The Lutheran, September 2010
A monthly column by Presiding Bishop Mark S. Hanson
Diverse but united LWF deepens commitment to being one communion
"Give us today our daily bread." This petition from the Lord's Prayer can become so familiar we forget both for what we pray and what God promises. That changed dramatically as Lutherans from 145 member churches in 79 countries, representing more than 70 million Lutherans, gathered in Stuttgart, Germany, for the 11th Assembly of the Lutheran World Federation
("LWF addresses past with eyes on future
This was a praying assembly with "Give Us Today Our Daily Bread" as our theme.
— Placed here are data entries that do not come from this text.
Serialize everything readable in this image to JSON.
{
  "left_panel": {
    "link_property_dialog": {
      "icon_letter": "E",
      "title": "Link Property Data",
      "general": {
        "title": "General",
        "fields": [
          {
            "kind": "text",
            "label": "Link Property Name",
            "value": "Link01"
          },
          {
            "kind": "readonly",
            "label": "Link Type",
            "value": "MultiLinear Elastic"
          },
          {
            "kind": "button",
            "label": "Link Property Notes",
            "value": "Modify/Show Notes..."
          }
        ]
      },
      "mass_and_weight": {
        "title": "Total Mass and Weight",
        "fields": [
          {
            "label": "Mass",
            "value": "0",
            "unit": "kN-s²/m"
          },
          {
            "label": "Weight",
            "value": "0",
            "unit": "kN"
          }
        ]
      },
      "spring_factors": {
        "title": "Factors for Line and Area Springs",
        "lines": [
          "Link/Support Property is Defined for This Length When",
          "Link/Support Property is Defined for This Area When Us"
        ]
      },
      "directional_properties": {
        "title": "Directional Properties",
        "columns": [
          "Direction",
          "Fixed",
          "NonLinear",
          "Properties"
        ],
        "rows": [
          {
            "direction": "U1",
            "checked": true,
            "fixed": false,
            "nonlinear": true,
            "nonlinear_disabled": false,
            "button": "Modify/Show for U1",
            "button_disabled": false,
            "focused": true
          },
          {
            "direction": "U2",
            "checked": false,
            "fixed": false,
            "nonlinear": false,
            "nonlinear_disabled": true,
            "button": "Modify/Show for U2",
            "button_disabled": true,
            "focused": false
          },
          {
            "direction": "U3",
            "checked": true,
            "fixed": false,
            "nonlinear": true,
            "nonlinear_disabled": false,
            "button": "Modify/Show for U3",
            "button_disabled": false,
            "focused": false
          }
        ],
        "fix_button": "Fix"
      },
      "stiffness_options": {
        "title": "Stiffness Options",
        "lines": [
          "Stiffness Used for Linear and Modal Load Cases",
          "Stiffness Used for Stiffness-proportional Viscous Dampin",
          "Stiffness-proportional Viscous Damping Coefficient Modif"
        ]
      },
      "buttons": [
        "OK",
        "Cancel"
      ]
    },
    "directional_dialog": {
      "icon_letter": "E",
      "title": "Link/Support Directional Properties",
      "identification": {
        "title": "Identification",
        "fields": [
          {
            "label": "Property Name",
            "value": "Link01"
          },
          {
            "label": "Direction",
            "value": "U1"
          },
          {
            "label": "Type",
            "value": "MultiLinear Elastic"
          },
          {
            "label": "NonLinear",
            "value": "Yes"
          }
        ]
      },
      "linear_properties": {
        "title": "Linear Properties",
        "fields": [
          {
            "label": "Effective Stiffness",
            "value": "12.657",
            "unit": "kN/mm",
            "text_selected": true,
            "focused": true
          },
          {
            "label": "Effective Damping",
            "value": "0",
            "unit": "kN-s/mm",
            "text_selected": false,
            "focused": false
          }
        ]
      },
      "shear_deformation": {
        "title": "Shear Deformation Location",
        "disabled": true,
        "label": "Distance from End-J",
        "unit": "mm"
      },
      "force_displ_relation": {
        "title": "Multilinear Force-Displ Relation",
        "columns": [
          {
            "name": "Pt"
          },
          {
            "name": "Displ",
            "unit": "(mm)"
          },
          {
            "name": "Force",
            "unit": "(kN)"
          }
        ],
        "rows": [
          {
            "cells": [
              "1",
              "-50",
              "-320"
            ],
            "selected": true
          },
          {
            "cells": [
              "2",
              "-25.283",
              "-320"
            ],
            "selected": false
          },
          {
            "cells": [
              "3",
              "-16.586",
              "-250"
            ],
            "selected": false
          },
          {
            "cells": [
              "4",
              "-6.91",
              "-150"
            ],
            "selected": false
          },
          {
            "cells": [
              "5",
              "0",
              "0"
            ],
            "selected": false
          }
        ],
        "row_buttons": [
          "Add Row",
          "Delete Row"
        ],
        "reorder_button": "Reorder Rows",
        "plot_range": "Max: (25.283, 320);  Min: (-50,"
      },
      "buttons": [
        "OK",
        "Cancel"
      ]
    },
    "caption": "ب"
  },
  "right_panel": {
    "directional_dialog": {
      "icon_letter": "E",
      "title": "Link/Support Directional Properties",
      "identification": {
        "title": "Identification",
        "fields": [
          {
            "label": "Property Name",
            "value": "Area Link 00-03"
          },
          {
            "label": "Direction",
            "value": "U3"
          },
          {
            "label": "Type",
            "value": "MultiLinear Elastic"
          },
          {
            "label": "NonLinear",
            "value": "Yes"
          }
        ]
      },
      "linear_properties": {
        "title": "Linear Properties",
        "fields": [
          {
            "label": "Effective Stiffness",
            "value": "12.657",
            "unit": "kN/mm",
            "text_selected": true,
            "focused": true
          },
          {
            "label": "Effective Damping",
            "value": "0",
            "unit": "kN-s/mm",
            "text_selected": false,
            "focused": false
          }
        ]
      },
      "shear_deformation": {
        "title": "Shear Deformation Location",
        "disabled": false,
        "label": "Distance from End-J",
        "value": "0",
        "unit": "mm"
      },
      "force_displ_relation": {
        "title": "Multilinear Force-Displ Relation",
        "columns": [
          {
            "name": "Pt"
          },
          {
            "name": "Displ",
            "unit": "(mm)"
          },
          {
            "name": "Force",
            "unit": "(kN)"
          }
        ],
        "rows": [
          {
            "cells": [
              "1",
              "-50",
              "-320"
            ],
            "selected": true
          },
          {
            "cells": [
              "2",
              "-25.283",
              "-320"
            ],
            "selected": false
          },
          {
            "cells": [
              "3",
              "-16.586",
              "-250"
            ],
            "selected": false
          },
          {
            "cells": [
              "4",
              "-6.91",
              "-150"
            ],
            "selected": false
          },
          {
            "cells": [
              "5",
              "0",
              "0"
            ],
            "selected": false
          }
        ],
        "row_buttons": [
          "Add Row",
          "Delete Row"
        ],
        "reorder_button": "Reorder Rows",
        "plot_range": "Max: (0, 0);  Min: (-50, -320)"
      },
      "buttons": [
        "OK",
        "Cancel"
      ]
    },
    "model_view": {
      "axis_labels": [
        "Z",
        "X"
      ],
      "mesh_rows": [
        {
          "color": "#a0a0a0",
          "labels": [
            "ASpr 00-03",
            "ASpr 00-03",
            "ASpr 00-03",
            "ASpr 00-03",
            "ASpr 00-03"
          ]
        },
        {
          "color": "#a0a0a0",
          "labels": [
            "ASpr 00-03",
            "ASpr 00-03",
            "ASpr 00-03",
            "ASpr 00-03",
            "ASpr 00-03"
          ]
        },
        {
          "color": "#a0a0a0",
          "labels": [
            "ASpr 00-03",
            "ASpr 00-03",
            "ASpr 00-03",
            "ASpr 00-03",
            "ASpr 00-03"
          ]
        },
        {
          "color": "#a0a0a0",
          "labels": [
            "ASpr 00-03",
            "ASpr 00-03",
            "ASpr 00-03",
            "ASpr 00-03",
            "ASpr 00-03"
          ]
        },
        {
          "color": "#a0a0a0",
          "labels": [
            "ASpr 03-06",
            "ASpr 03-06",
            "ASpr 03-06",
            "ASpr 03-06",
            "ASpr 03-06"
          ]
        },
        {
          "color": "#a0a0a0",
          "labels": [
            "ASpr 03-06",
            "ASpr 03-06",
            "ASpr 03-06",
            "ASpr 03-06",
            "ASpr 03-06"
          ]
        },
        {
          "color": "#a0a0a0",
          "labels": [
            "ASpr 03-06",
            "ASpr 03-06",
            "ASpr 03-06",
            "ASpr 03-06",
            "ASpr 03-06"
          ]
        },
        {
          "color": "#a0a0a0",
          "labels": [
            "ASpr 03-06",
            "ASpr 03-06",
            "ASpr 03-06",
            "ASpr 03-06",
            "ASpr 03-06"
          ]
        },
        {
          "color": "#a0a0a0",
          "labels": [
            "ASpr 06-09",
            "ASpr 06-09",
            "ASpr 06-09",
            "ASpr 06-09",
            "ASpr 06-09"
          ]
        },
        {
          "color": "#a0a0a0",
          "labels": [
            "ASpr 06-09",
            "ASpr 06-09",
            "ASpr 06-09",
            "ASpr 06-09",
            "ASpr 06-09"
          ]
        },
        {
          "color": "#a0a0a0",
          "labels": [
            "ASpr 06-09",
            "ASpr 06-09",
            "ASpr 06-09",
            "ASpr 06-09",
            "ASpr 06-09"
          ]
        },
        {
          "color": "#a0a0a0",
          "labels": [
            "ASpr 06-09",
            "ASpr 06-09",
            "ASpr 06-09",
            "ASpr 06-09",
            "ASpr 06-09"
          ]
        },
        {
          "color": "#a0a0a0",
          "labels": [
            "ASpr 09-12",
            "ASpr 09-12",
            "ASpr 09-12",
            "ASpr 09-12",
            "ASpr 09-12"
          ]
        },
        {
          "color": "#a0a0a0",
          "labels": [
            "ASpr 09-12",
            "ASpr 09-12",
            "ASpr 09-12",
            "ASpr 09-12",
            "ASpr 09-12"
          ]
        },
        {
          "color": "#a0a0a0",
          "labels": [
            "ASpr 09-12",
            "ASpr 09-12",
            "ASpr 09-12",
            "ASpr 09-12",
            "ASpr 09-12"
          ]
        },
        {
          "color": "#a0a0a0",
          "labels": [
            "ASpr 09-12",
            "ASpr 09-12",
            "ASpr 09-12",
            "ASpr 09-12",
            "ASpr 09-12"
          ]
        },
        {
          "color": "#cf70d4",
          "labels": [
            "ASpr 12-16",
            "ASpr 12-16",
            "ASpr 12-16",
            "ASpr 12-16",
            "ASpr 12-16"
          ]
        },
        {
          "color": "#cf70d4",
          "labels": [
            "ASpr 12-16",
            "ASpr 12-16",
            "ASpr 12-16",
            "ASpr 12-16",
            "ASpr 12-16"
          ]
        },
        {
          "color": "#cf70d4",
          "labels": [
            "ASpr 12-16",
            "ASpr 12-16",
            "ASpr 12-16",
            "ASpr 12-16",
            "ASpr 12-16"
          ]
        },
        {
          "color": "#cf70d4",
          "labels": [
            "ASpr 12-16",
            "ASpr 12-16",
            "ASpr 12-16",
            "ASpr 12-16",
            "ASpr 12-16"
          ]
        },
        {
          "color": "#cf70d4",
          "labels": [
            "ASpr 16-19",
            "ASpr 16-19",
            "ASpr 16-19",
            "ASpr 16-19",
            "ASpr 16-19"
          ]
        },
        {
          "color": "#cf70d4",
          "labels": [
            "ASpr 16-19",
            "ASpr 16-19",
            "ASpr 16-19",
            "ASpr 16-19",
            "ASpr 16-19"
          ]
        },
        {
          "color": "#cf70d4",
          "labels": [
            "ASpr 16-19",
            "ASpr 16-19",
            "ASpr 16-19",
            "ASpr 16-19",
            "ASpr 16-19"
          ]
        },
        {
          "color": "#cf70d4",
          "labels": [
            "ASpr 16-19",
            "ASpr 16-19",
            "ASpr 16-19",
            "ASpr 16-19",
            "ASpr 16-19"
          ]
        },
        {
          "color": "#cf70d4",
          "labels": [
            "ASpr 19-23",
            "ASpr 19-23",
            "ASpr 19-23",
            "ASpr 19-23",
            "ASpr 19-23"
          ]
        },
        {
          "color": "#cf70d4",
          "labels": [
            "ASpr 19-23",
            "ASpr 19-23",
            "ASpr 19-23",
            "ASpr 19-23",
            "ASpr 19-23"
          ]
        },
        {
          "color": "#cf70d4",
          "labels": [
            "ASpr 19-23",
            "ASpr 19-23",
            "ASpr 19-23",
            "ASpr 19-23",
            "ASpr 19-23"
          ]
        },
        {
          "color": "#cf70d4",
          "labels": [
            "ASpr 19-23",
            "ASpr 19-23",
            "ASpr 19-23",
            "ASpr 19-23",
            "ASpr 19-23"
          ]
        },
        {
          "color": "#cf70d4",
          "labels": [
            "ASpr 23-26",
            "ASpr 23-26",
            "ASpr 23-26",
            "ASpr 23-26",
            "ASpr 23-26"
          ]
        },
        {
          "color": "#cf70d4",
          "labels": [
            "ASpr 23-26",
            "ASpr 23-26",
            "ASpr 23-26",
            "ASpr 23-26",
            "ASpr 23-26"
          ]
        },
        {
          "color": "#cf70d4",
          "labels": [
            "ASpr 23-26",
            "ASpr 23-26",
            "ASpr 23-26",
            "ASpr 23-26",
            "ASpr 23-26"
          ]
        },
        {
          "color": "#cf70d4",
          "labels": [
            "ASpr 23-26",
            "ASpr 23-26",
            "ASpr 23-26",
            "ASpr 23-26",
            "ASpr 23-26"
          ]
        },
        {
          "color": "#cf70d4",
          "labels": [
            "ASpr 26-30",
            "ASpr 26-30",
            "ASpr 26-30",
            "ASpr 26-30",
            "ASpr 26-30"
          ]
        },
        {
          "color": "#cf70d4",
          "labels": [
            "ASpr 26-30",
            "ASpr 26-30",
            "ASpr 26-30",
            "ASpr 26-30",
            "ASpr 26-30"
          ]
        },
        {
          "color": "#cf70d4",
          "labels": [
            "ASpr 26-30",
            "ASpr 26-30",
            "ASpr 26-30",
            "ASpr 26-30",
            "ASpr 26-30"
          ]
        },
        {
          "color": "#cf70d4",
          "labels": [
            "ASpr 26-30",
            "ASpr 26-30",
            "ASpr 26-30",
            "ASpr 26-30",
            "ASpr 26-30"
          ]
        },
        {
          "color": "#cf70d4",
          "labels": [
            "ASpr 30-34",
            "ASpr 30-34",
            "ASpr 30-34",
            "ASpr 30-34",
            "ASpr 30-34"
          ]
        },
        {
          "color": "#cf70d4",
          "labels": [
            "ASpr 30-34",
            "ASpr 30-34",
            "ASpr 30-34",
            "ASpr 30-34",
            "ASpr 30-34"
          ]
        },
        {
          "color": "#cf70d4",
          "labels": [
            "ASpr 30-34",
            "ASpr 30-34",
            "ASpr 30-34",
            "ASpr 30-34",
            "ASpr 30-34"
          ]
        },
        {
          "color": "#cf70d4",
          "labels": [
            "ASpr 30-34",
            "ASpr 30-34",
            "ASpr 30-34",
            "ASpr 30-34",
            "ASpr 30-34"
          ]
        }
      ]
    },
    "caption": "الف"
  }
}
Each day, one word of the petition was highlighted in worship and Bible study, evoking discussions in village groups, public hearings and plenary sessions.
Martin Luther writes in the Small Catechism: "In fact, God gives daily bread without our prayer, even to all evil people, but we ask in this prayer that God cause us to recognize what our daily bread is and to receive it with thanksgiving."
Joyful promise and thanksgiving marked daily worship as we gathered to receive God's gift of grace and forgiveness in Christ, the bread of life sent from heaven. I pray that every ELCA
member might have this experience: a profound sense of unity that is God's gift to us in Christ, proclaimed and celebrated amid the rich diversity of languages and cultures, histories and songs, rhythms and rituals.
Anglican Archbishop Rowan Williams concluded his keynote address on the assembly theme with these words: " 'Give us this day our daily bread' ... is a prayer, simply, for Christ to be our food and sustenance, so that all self-sufficient pride, all individual anxiety and defensiveness, all greedy effort to live at the expense of the neighbor are overcome, and the church declares with clarity and conviction that there is indeed bread for the world's hunger to be found in the body of the Lord. May that clarity and conviction — and the repentant self-awareness that goes with it — be always ours."
Williams reminded us of the link between the petition for daily bread and forgiveness, saying: "Forgiveness is one of the most radical ways in which we are able to nourish one another's humanity." As an assembly, we asked for forgiveness from God and from our Mennonite sisters and brothers for the violence done to Anabaptist Christians in Reformation times and its continuing legacies in Lutheran teachings. It was a powerful witness as many delegates were on their knees in this public act of repentance. Then we heard the promise of God's mercy in Christ and the words of forgiveness from Mennonite leaders: "Today you have heard and honored our story," an experience of reconciliation that promises hope for the future.
This moment was witnessed by ecumenical representatives and became a powerful testimony to our living out the message and ministry of reconciliation in Christ that has been entrusted to us (2 Corinthians 5:16-21). Some expected this assembly to become focused on differences that might even lead to division in the LWF
. Instead we returned repeatedly to this spirit of repentance and forgiveness.
The witness of the assembly was the joyful confidence that God answers our prayers for daily bread by giving abundantly and mercifully all that we have and all that the world needs for daily life. As Luther reminds us, daily bread includes all the necessities and nourishment for our bodies, so the theme evoked discussions on food security, climate change, economic greed, illegitimate debt, human trafficking, HIV prevention and gender justice.
The assembly also was a time of transition in LWF
leadership. Bishop Munib Younan of the Evangelical Lutheran Church in Jordan and the Holy Land
was elected LWF
president. Martin Junge from Chile will succeed Ishmael Noko as general secretary. We elected a very strong council, including ELCA Treasurer
Christina Jackson-Skelton, who will serve as LWF
treasurer and chair the finance committee, and ELCA
delegates Mikka McCracken and Robin Steinke, who will serve with me on the council.
In the opening worship, the plea and prayer of Ruth resounded throughout the sanctuary: "Your people shall be my people" (1:16
). As we left the assembly, it was evident the Spirit had deepened our commitment to being one communion of churches, richly diverse and firmly united in proclaiming Christ and engaging together in God's mission of restoring community and healing the world.